Chronic inflammation underpins many human diseases. Morbidity and mortality associated with chronic inflammation are often mediated through metabolic dysfunction. Inflammatory and metabolic processes vary through circadian time, suggesting an important temporal crosstalk between these systems. Using an established mouse model of rheumatoid arthritis, we show that chronic inflammatory arthritis results in rhythmic joint inflammation and drives major changes in muscle and liver energy metabolism and rhythmic gene expression. Transcriptional and phosphoproteomic analyses revealed alterations in lipid metabolism and mitochondrial function associated with increased EGFR-JAK-STAT3 signaling. Metabolomic analyses confirmed rhythmic metabolic rewiring with impaired β-oxidation and lipid handling and revealed a pronounced shunt toward sphingolipid and ceramide accumulation. The arthritis-related production of ceramides was most pronounced during the day, which is the time of peak inflammation and increased reliance on fatty acid oxidation. Thus, our data demonstrate that localized joint inflammation drives a time-of-day–dependent build-up of bioactive lipid species driven by rhythmic inflammation and altered EGFR-STAT signaling.

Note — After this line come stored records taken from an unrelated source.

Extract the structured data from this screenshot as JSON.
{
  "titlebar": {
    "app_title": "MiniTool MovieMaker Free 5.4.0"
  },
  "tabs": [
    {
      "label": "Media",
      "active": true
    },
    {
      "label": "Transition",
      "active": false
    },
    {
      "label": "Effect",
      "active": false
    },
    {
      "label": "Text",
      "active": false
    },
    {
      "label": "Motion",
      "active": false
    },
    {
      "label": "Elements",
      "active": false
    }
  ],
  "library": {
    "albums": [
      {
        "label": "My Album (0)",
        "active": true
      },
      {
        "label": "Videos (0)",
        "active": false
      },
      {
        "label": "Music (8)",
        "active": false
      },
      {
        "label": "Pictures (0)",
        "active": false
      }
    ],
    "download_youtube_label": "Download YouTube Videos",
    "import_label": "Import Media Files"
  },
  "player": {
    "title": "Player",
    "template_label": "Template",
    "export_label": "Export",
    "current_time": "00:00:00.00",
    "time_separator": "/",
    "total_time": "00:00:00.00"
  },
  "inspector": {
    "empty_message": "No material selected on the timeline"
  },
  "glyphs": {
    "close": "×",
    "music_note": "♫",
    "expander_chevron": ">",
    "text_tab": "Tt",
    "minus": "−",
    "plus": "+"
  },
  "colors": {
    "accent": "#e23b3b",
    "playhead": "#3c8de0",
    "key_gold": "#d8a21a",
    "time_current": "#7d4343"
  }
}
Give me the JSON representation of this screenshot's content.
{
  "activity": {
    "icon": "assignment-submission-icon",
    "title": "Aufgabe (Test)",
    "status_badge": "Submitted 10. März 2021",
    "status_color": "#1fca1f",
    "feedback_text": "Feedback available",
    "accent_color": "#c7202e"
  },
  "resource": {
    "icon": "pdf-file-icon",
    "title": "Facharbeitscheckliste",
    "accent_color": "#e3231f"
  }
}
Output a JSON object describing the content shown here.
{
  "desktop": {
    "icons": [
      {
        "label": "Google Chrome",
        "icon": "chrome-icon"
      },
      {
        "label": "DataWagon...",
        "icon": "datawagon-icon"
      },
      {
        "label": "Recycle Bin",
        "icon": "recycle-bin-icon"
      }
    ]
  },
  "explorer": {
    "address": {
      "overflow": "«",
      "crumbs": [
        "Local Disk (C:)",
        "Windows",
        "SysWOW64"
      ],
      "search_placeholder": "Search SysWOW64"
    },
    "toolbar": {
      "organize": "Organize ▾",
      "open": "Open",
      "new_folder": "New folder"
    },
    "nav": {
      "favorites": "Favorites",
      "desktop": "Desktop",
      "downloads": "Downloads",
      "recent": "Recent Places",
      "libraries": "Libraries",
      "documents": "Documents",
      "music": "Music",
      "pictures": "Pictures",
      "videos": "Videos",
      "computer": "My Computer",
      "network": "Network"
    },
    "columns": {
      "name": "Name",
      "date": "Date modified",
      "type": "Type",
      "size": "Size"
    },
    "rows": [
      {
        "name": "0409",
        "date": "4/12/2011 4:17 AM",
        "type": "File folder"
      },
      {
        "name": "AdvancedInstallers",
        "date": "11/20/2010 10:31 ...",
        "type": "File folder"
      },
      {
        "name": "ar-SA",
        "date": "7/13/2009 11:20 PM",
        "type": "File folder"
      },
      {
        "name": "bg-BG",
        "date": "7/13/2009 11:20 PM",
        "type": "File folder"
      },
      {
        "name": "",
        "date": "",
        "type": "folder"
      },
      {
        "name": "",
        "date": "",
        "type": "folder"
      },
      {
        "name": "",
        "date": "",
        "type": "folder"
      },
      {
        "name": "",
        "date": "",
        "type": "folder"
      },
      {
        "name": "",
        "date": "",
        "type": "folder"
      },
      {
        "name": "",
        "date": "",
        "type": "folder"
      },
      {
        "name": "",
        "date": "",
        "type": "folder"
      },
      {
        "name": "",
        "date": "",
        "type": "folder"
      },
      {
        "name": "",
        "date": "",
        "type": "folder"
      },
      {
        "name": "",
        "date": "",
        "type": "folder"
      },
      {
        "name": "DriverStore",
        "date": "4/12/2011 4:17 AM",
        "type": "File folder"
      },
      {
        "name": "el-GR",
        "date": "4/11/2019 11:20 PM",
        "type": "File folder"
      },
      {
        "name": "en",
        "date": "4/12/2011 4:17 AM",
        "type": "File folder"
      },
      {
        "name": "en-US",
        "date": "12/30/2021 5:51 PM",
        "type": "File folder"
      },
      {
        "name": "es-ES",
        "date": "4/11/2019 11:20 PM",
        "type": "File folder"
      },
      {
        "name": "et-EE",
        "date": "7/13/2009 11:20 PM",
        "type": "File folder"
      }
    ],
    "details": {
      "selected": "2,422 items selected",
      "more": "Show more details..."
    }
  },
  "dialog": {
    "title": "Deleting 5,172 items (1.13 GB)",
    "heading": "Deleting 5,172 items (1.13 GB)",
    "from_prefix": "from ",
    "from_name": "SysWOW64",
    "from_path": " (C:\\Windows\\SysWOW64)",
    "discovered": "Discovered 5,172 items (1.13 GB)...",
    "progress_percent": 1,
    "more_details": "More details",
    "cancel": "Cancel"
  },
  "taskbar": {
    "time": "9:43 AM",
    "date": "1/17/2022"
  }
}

Proc Natl Acad Sci U S A
ceramide, circadian clock, inflammation, mitochondria, rheumatoid arthritis, Arthritis, Circadian Clocks, Circadian Rhythm, Energy Metabolism, Humans, Inflammation